For every line in the entries that contains "Administrator", show the whole line.

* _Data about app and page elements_

————

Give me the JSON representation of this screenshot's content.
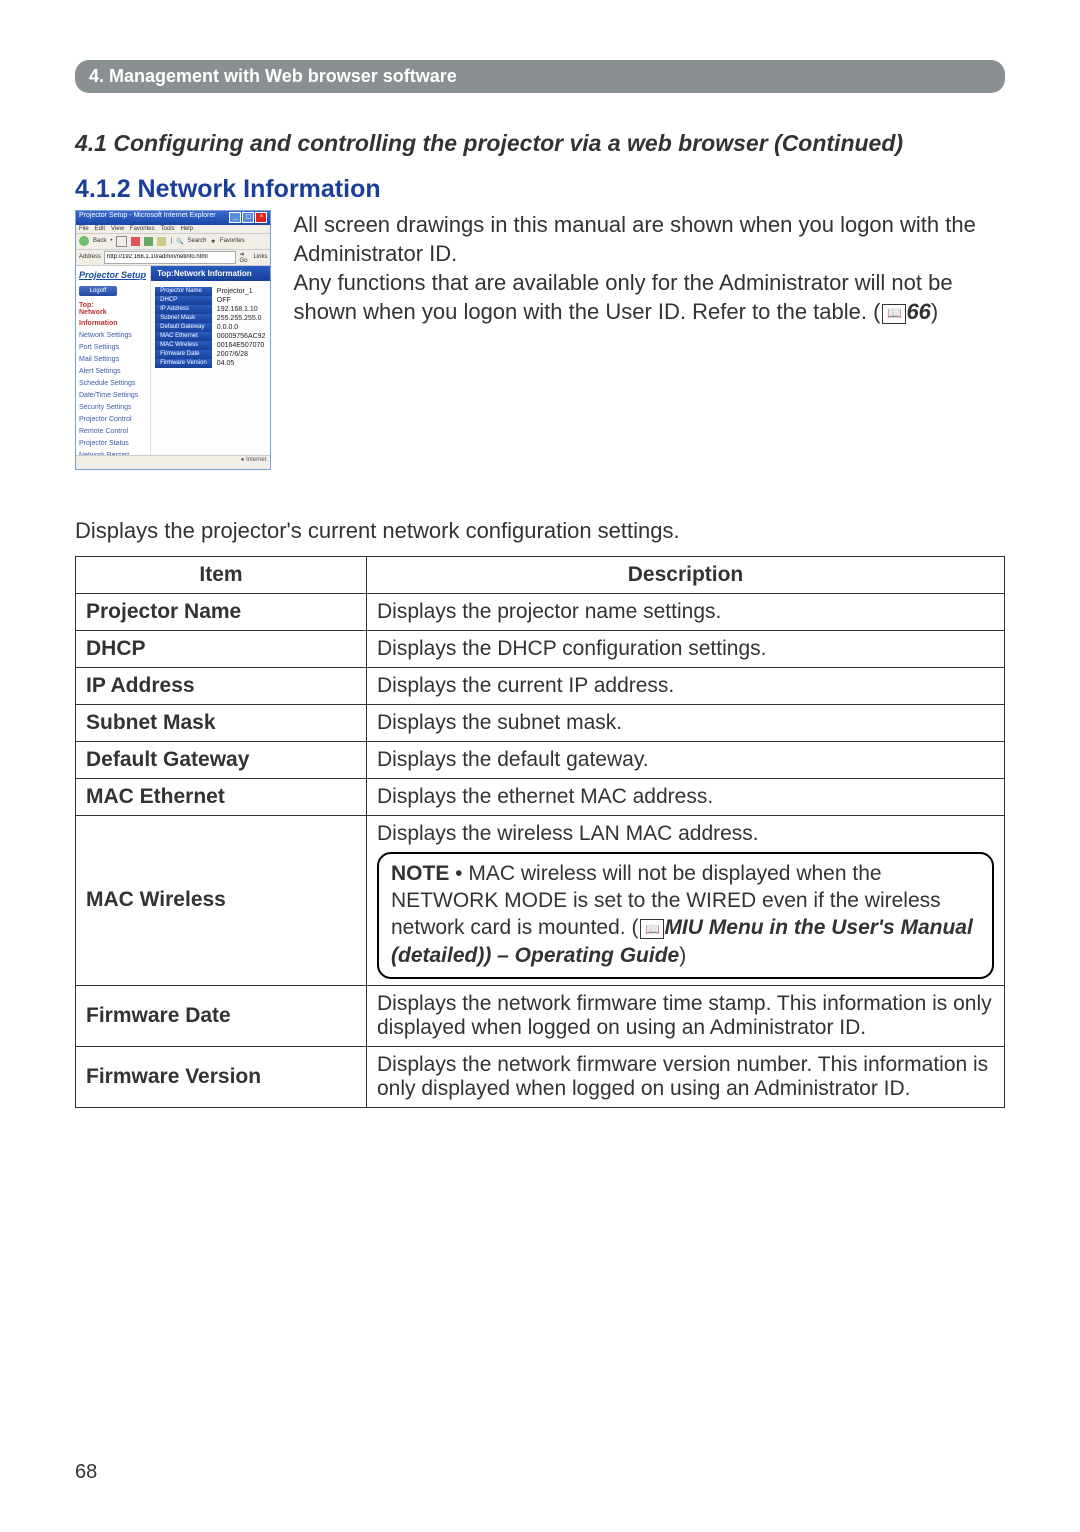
{
  "chapter_bar": "4. Management with Web browser software",
  "section_title": "4.1 Configuring and controlling the projector via a web browser (Continued)",
  "subsection_title": "4.1.2 Network Information",
  "intro_paragraph_1": "All screen drawings in this manual are shown when you logon with the Administrator ID.",
  "intro_paragraph_2a": "Any functions that are available only for the Administrator will not be shown when you logon with the User ID. Refer to the table. (",
  "intro_ref_page": "66",
  "intro_paragraph_2b": ")",
  "below_paragraph": "Displays the projector's current network configuration settings.",
  "table": {
    "header_item": "Item",
    "header_desc": "Description",
    "rows": [
      {
        "item": "Projector Name",
        "desc": "Displays the projector name settings."
      },
      {
        "item": "DHCP",
        "desc": "Displays the DHCP configuration settings."
      },
      {
        "item": "IP Address",
        "desc": "Displays the current IP address."
      },
      {
        "item": "Subnet Mask",
        "desc": "Displays the subnet mask."
      },
      {
        "item": "Default Gateway",
        "desc": "Displays the default gateway."
      },
      {
        "item": "MAC Ethernet",
        "desc": "Displays the ethernet MAC address."
      },
      {
        "item": "MAC Wireless",
        "desc_line": "Displays the wireless LAN MAC address.",
        "note_label": "NOTE",
        "note_text_a": "  • MAC wireless will not be displayed when the NETWORK MODE is set to the WIRED even if the wireless network card is mounted. (",
        "note_ref": "MIU Menu in the User's Manual (detailed)) – Operating Guide",
        "note_text_b": ")"
      },
      {
        "item": "Firmware Date",
        "desc": "Displays the network firmware time stamp. This information is only displayed when logged on using an Administrator ID."
      },
      {
        "item": "Firmware Version",
        "desc": "Displays the network firmware version number. This information is only displayed when logged on using an Administrator ID."
      }
    ]
  },
  "screenshot": {
    "window_title": "Projector Setup - Microsoft Internet Explorer",
    "menu": [
      "File",
      "Edit",
      "View",
      "Favorites",
      "Tools",
      "Help"
    ],
    "toolbar_back": "Back",
    "toolbar_search": "Search",
    "toolbar_fav": "Favorites",
    "address_label": "Address",
    "address_value": "http://192.168.1.10/admin/netinfo.html",
    "go_label": "Go",
    "links_label": "Links",
    "sidebar_title": "Projector Setup",
    "logoff": "Logoff",
    "side_top": "Top:",
    "side_top_sub1": "Network",
    "side_top_sub2": "Information",
    "side_items": [
      "Network Settings",
      "Port Settings",
      "Mail Settings",
      "Alert Settings",
      "Schedule Settings",
      "Date/Time Settings",
      "Security Settings",
      "Projector Control",
      "Remote Control",
      "Projector Status",
      "Network Restart"
    ],
    "main_title": "Top:Network Information",
    "kv": [
      {
        "k": "Projector Name",
        "v": "Projector_1"
      },
      {
        "k": "DHCP",
        "v": "OFF"
      },
      {
        "k": "IP Address",
        "v": "192.168.1.10"
      },
      {
        "k": "Subnet Mask",
        "v": "255.255.255.0"
      },
      {
        "k": "Default Gateway",
        "v": "0.0.0.0"
      },
      {
        "k": "MAC Ethernet",
        "v": "00009756AC92"
      },
      {
        "k": "MAC Wireless",
        "v": "00164E507070"
      },
      {
        "k": "Firmware Date",
        "v": "2007/6/28"
      },
      {
        "k": "Firmware Version",
        "v": "04.05"
      }
    ],
    "status_right": "Internet"
  },
  "page_number": "68"
}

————

* _Exercise result_
  "intro_paragraph_1": "All screen drawings in this manual are shown when you logon with the Administrator ID.",
  "intro_paragraph_2a": "Any functions that are available only for the Administrator will not be shown when you logon with the User ID. Refer to the table. (",
        "desc": "Displays the network firmware time stamp. This information is only displayed when logged on using an Administrator ID."
        "desc": "Displays the network firmware version number. This information is only displayed when logged on using an Administrator ID."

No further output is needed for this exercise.